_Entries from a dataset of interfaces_
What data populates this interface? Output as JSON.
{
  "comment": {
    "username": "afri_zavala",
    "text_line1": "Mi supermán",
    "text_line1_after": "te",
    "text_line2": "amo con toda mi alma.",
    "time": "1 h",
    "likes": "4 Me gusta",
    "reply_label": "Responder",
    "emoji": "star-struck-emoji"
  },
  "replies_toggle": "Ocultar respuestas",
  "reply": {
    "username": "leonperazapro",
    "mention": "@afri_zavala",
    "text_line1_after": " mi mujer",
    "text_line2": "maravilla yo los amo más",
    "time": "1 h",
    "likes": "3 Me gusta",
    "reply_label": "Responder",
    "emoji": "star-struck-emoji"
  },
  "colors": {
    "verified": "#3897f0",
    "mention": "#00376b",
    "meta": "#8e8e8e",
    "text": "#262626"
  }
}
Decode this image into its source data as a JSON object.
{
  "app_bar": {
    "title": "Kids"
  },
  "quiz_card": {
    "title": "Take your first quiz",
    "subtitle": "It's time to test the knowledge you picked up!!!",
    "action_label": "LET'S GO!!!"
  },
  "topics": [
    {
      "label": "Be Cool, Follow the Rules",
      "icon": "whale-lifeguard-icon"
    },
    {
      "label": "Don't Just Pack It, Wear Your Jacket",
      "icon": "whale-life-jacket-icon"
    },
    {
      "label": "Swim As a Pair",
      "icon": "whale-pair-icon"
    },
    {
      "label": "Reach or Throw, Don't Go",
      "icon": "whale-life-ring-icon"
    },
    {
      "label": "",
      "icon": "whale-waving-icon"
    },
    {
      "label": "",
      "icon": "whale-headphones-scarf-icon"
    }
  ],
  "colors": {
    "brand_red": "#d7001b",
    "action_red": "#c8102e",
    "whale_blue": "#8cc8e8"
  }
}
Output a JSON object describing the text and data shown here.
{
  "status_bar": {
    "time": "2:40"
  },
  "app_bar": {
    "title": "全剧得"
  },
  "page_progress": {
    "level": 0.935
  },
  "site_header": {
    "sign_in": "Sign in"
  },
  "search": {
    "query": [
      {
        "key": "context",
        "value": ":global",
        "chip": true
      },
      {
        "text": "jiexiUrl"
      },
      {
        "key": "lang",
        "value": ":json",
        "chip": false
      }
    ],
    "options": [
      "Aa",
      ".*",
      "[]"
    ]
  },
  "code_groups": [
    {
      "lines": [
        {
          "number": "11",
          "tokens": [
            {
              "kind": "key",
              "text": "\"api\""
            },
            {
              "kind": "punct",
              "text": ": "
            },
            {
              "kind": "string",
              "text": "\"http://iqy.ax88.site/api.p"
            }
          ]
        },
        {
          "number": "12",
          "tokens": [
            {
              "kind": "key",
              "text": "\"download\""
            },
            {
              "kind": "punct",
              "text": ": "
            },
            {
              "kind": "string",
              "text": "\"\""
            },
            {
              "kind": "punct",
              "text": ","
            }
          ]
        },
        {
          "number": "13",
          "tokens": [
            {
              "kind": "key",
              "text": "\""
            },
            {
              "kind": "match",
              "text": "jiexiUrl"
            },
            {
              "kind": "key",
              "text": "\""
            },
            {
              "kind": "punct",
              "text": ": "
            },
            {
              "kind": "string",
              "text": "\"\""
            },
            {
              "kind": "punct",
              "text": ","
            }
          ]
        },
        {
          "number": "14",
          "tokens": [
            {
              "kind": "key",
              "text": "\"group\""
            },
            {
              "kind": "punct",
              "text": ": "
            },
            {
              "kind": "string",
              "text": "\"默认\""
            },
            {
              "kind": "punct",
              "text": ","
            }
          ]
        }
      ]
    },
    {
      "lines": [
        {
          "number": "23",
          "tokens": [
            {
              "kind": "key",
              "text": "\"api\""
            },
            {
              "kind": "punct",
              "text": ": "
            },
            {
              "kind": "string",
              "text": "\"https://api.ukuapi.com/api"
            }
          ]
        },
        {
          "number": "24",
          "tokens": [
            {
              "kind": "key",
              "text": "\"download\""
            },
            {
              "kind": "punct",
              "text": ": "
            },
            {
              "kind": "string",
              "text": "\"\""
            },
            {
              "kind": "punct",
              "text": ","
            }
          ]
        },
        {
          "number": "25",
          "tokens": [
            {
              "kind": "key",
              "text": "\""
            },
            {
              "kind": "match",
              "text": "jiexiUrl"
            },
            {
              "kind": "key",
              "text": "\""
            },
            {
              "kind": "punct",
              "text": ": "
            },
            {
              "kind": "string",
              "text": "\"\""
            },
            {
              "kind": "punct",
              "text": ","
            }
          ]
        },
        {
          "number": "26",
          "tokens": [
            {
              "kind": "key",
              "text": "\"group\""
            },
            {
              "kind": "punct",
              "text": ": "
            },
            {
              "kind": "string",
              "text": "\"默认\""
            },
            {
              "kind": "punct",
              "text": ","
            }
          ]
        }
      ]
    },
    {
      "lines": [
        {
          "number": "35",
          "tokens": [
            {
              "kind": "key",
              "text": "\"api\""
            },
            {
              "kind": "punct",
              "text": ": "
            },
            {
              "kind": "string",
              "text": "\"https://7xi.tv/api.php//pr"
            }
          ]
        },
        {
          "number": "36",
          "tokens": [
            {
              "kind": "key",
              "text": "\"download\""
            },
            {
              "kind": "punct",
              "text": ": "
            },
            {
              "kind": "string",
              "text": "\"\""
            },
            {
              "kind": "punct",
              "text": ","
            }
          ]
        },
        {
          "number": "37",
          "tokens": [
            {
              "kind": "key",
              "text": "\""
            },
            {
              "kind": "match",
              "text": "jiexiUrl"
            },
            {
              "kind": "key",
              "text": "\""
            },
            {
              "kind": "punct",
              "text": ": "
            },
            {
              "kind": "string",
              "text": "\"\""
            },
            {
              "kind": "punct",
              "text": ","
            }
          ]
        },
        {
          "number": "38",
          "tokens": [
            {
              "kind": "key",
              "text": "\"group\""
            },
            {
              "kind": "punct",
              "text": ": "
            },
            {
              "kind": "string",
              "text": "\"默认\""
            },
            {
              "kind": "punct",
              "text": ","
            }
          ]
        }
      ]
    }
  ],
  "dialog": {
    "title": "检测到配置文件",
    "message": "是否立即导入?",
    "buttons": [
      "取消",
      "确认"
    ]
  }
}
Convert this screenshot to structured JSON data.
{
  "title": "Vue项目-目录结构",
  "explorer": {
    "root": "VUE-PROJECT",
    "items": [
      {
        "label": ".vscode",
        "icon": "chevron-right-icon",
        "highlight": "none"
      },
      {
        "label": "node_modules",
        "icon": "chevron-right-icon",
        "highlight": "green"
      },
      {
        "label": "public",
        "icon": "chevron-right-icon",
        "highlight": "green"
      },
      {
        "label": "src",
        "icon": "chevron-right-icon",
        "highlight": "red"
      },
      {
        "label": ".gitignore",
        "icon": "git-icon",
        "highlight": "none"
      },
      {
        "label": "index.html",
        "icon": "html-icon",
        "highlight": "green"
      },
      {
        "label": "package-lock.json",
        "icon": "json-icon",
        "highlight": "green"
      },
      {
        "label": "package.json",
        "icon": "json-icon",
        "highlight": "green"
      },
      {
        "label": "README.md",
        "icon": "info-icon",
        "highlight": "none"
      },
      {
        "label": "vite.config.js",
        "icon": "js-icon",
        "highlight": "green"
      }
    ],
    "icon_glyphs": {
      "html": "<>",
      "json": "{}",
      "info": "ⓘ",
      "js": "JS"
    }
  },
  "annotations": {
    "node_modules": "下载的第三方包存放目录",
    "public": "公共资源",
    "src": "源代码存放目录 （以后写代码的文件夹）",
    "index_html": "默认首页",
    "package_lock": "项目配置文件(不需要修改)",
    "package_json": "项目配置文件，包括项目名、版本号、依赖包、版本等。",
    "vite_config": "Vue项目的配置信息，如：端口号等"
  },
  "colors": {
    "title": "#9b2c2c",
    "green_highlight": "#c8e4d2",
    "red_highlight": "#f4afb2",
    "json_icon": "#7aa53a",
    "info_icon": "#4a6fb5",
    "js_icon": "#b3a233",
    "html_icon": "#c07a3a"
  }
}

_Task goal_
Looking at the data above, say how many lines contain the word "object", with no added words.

_Task answer_
2